→ PROBLEM DETAILS
Go through the records below and copy out every line that contains the word "icon".
════════════════════
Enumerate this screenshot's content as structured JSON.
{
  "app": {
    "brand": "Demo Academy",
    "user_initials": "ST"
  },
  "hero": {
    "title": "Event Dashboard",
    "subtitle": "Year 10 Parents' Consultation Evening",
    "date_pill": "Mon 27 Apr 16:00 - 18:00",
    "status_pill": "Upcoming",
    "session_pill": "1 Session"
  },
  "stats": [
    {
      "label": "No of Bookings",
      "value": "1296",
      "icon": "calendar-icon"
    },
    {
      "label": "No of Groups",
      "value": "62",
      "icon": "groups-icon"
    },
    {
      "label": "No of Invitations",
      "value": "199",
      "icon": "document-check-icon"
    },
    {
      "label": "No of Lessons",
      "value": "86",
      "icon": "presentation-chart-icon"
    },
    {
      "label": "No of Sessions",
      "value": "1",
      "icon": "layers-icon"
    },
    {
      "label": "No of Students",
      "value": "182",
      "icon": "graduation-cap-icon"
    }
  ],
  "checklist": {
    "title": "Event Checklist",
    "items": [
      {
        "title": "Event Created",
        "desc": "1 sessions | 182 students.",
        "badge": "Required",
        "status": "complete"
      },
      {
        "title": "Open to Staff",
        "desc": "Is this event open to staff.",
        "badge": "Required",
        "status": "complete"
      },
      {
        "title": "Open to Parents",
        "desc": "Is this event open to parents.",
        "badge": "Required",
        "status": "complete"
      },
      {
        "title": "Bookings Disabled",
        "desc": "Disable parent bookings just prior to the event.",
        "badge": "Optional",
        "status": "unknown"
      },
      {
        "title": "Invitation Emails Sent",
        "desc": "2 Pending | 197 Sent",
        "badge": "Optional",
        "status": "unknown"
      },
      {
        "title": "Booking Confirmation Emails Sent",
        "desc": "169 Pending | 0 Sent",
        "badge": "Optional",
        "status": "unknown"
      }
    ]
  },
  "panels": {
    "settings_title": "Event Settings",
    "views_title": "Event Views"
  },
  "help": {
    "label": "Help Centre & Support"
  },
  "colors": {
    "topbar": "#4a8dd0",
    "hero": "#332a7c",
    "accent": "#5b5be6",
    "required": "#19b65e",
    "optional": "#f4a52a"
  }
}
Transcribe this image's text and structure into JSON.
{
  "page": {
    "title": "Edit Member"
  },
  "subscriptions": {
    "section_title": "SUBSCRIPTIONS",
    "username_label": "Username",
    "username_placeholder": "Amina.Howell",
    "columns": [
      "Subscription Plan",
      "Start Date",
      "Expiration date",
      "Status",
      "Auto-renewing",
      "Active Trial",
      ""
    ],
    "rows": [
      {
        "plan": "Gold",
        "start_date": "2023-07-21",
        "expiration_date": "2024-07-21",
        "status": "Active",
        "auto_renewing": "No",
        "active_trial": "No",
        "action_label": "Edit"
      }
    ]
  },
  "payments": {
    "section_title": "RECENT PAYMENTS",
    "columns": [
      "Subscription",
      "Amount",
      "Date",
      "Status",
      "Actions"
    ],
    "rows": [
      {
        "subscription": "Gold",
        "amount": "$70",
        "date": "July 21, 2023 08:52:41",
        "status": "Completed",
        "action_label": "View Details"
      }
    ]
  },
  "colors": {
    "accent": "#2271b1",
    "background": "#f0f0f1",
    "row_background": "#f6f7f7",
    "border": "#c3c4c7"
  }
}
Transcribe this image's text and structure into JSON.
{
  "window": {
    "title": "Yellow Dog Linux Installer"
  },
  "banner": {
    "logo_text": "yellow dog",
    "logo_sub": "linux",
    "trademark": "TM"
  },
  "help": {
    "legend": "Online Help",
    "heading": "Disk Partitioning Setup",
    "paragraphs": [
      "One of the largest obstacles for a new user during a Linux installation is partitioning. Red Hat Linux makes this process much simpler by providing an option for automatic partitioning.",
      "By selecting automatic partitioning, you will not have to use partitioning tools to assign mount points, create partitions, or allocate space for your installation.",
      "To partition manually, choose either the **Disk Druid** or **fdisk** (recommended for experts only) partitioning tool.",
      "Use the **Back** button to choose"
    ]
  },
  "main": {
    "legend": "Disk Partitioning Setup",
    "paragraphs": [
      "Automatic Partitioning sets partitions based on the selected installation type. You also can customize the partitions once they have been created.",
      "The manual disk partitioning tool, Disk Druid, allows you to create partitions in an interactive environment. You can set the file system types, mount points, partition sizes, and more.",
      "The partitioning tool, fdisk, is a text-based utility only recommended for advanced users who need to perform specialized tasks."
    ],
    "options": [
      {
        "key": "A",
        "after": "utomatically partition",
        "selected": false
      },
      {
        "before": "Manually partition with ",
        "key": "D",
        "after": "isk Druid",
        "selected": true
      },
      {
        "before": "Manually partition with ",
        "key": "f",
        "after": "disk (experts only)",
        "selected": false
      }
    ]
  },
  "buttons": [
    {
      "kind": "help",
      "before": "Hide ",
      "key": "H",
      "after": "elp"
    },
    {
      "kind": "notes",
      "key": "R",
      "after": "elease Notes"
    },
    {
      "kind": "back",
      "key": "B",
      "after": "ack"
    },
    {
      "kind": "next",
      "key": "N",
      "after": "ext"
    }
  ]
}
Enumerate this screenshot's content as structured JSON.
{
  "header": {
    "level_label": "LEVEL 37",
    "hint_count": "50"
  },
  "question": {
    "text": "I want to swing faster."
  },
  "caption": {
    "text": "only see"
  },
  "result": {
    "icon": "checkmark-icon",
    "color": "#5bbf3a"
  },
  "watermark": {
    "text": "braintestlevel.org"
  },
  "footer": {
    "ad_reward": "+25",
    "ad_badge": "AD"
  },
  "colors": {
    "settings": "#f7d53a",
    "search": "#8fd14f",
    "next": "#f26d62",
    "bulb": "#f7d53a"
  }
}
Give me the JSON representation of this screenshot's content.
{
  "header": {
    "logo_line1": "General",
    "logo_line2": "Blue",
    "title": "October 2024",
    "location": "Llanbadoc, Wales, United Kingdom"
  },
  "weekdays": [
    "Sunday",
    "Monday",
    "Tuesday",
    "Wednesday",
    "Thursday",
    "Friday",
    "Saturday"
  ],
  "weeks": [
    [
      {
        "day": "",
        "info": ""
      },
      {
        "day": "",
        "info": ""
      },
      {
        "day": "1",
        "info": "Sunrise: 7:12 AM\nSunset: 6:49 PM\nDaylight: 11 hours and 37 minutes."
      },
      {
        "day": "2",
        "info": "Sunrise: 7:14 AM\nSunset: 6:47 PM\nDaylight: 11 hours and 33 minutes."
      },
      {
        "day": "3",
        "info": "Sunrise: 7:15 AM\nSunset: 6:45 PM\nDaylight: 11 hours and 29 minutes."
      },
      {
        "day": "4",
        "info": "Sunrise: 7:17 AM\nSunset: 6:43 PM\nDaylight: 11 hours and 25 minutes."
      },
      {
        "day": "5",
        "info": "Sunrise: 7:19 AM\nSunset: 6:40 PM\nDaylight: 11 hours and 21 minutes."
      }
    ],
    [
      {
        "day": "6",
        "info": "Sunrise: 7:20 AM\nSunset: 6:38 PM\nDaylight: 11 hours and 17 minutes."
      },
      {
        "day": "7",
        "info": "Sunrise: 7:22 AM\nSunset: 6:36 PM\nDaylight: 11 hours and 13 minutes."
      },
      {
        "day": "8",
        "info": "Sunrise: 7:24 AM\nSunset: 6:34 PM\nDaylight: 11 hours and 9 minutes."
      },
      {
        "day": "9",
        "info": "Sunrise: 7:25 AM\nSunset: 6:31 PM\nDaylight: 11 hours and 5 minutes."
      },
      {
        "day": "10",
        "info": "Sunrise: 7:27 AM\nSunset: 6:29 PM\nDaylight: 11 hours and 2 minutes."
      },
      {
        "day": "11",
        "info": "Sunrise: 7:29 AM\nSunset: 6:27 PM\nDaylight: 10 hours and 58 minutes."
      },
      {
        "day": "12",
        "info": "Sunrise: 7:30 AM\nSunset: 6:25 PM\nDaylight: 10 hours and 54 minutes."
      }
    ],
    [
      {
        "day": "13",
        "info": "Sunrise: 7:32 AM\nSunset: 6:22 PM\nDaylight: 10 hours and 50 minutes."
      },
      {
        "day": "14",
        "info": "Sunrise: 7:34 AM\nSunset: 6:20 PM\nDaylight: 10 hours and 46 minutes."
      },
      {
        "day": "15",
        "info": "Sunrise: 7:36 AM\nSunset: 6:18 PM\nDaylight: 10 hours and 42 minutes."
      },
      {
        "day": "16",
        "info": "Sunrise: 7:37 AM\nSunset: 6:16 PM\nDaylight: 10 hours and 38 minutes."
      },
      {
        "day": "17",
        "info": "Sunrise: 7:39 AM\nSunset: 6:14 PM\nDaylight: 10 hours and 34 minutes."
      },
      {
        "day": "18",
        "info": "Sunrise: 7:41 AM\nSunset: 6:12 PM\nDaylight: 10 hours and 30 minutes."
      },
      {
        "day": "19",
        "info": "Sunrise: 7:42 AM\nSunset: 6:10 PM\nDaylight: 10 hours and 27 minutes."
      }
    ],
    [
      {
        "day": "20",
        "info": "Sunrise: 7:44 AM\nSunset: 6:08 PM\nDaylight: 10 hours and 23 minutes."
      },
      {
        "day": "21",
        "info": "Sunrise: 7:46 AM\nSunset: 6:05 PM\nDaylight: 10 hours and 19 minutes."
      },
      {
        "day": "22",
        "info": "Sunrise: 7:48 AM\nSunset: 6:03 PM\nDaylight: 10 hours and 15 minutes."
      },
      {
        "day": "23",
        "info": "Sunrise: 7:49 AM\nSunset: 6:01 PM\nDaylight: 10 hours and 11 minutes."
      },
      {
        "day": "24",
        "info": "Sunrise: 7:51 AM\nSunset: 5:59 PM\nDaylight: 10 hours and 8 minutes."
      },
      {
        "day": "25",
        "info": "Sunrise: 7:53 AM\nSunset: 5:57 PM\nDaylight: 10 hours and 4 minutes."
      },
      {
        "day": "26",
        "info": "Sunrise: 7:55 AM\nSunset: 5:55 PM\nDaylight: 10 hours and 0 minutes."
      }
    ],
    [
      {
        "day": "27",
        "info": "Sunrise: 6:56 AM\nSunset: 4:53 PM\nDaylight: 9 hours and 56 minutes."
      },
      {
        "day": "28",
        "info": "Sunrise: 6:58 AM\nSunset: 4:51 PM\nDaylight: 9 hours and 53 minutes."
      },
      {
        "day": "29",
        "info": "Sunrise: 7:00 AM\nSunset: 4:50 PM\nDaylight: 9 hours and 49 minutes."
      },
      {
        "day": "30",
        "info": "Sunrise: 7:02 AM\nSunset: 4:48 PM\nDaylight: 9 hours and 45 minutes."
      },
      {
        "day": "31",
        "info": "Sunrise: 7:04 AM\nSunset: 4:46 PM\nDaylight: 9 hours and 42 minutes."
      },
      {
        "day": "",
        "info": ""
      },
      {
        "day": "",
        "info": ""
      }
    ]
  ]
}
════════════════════
→ WRITTEN RESPONSE
      "icon": "calendar-icon"
      "icon": "groups-icon"
      "icon": "document-check-icon"
      "icon": "presentation-chart-icon"
      "icon": "layers-icon"
      "icon": "graduation-cap-icon"
    "icon": "checkmark-icon",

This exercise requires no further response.